When they reach Dallas, Jenna gets to meet the top shoe salesman in the country, Harry Bender. Bender, who is a recovered alcoholic, takes her under his wing and teaches her about caring, not just for others, but also for herself. By the time Jenna has arrived home, she has changed quite a bit, but so has her family: “We’d all been on journeys this summer.”
Discussion: Bauer, herself the daughter of an alcoholic, provides an excellent portrait of the family dynamics that ensue from living with an alcoholic. She shows us the pain, the coping mechanisms, the hopes and the dashed hopes, and yet manages not to paint too maudlin a picture. Moreover, she also gives a sympathetic and loving description of what happens with Alzheimer’s disease. Jenna, like the character Hope in Bauer’s later book Hope Was Here, is constantly trying to find the bright side, and yet not cloyingly so. Her problems don’t go away, but the way she deals with them undergoes a big change as she matures and gains confidence.
Evaluation: This is a warm book that will inspire other young teens dealing with problems to be survivors. Jenna’s motto is to focus, both on what really matters in life, and on solutions to problems rather than on dwelling on the negatives. Bauer is an optimist, but her optimism is grounded in real hardships. Her message, that these trials can make you stronger instead of knocking you down, is a great one for teens.
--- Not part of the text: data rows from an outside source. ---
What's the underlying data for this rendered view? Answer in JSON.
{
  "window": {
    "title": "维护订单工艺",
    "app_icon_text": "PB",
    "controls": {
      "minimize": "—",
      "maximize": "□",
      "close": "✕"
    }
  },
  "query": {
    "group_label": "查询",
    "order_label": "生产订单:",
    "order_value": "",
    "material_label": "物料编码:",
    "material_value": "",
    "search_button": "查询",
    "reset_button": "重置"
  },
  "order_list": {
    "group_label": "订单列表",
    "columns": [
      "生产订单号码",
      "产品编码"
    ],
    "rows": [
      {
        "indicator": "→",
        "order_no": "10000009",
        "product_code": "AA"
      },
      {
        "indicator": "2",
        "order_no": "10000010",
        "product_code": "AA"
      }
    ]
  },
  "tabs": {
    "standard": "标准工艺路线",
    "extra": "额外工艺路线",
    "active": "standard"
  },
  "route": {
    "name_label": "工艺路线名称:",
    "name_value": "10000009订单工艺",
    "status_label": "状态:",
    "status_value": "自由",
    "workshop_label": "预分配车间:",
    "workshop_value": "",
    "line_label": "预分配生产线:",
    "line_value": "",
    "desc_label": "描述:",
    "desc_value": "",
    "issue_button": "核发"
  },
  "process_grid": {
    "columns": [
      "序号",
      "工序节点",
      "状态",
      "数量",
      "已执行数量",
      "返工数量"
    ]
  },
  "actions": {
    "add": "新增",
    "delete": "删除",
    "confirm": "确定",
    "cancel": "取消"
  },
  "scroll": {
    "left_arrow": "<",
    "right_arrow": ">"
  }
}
Critique: Rules of the Road was a great book. I honestly enjoyed reading this well-written story. I felt I could truly relate to Jenna and all the responsibilities put on young people. My 14 year old daughter is now reading it. I hope she enjoys it as much as I did.
Curriculum Uses: It is a good book that could be used for enjoyment or leisure reading. It could be recommended to children going through a rough time with a variety of problems.
As the oldest child of an alcoholic father, Jenna has learned the games involved, the lies, the deceit and the shame. She has learned all too
Working as a shoe sales person in Gladstone Shoes, when the owner and elderly Mrs. Gladstone requests that Jeanna drive her throughout the country to some of her shoe stores, Jenna gladly accepts the challenge of life on the road behind the wheel of a large Cadillac.
Meeting a host of likeable characters who together work to defeat Mrs. Gladstone's slimy son who attempts to take over the company.
When Jenna returns home, she is richer for the journey and is able to confront her father. Sadly, as is the case with some with addictions, daddy loves the bottle more than his family.
Jenna learns to put a stop sign in front of the man who has harmed her and her father.